Task brief:
Without the pictures, restate all of the data below word for word.

── Records shown ──

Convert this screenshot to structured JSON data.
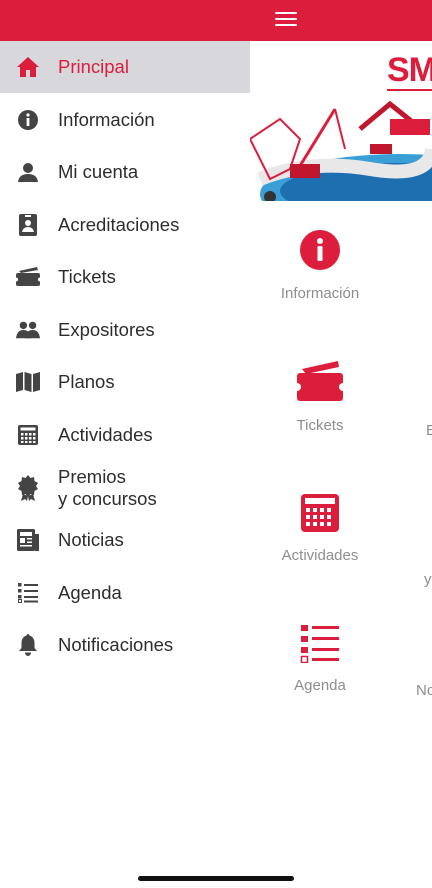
{
  "colors": {
    "brand": "#dc1e3c",
    "active_bg": "#d8d8dc",
    "menu_text": "#2d2d2d",
    "tile_text": "#8e8e8e",
    "icon_gray": "#444444"
  },
  "topbar": {
    "menu_icon": "hamburger-icon"
  },
  "main": {
    "logo_text": "SM",
    "tiles": [
      {
        "label": "Información",
        "icon": "info-icon"
      },
      {
        "label": "Tickets",
        "icon": "ticket-icon"
      },
      {
        "label": "Actividades",
        "icon": "calendar-icon"
      },
      {
        "label": "Agenda",
        "icon": "list-icon"
      }
    ],
    "clipped_labels": [
      "E",
      "y",
      "No"
    ]
  },
  "drawer": {
    "items": [
      {
        "label": "Principal",
        "icon": "home-icon",
        "active": true
      },
      {
        "label": "Información",
        "icon": "info-icon"
      },
      {
        "label": "Mi cuenta",
        "icon": "user-icon"
      },
      {
        "label": "Acreditaciones",
        "icon": "badge-icon"
      },
      {
        "label": "Tickets",
        "icon": "ticket-icon"
      },
      {
        "label": "Expositores",
        "icon": "group-icon"
      },
      {
        "label": "Planos",
        "icon": "map-icon"
      },
      {
        "label": "Actividades",
        "icon": "calendar-icon"
      },
      {
        "label": "Premios\ny concursos",
        "icon": "award-icon"
      },
      {
        "label": "Noticias",
        "icon": "newspaper-icon"
      },
      {
        "label": "Agenda",
        "icon": "list-icon"
      },
      {
        "label": "Notificaciones",
        "icon": "bell-icon"
      }
    ]
  }
}
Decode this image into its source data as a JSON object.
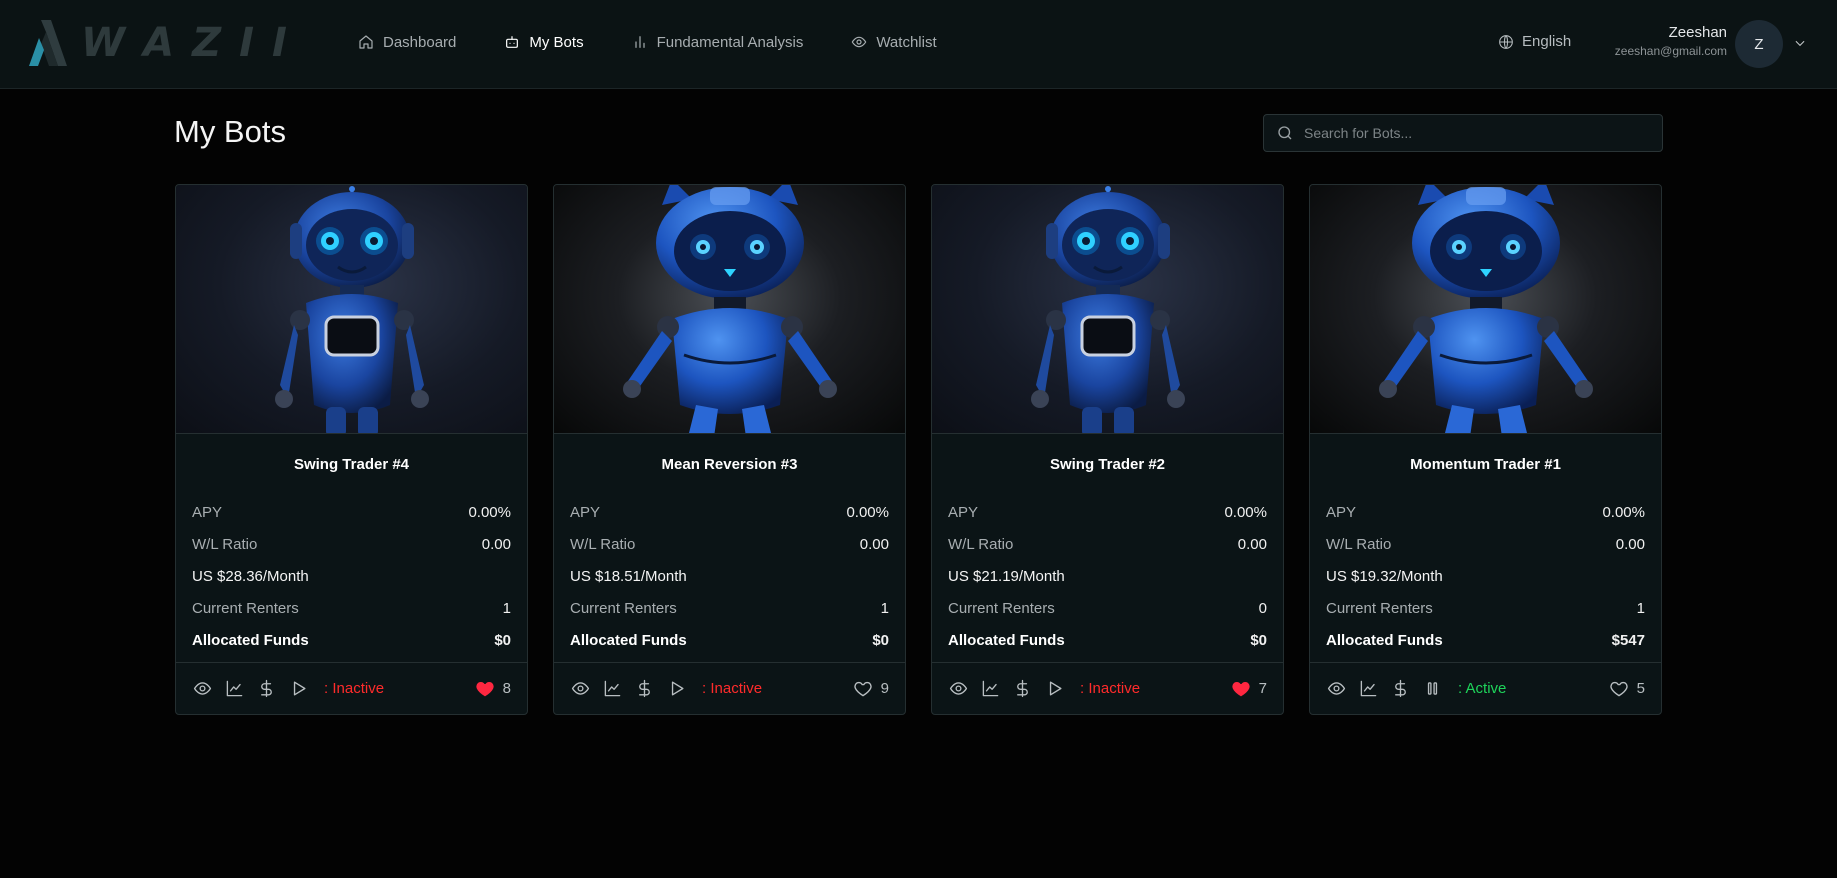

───

Task answer:
Convert this screenshot to structured JSON data.
{
  "colors": {
    "brand": "#dc1e3c",
    "active_bg": "#d8d8dc",
    "menu_text": "#2d2d2d",
    "tile_text": "#8e8e8e",
    "icon_gray": "#444444"
  },
  "topbar": {
    "menu_icon": "hamburger-icon"
  },
  "main": {
    "logo_text": "SM",
    "tiles": [
      {
        "label": "Información",
        "icon": "info-icon"
      },
      {
        "label": "Tickets",
        "icon": "ticket-icon"
      },
      {
        "label": "Actividades",
        "icon": "calendar-icon"
      },
      {
        "label": "Agenda",
        "icon": "list-icon"
      }
    ],
    "clipped_labels": [
      "E",
      "y",
      "No"
    ]
  },
  "drawer": {
    "items": [
      {
        "label": "Principal",
        "icon": "home-icon",
        "active": true
      },
      {
        "label": "Información",
        "icon": "info-icon"
      },
      {
        "label": "Mi cuenta",
        "icon": "user-icon"
      },
      {
        "label": "Acreditaciones",
        "icon": "badge-icon"
      },
      {
        "label": "Tickets",
        "icon": "ticket-icon"
      },
      {
        "label": "Expositores",
        "icon": "group-icon"
      },
      {
        "label": "Planos",
        "icon": "map-icon"
      },
      {
        "label": "Actividades",
        "icon": "calendar-icon"
      },
      {
        "label": "Premios\ny concursos",
        "icon": "award-icon"
      },
      {
        "label": "Noticias",
        "icon": "newspaper-icon"
      },
      {
        "label": "Agenda",
        "icon": "list-icon"
      },
      {
        "label": "Notificaciones",
        "icon": "bell-icon"
      }
    ]
  }
}
Decode this image into its source data as a JSON object.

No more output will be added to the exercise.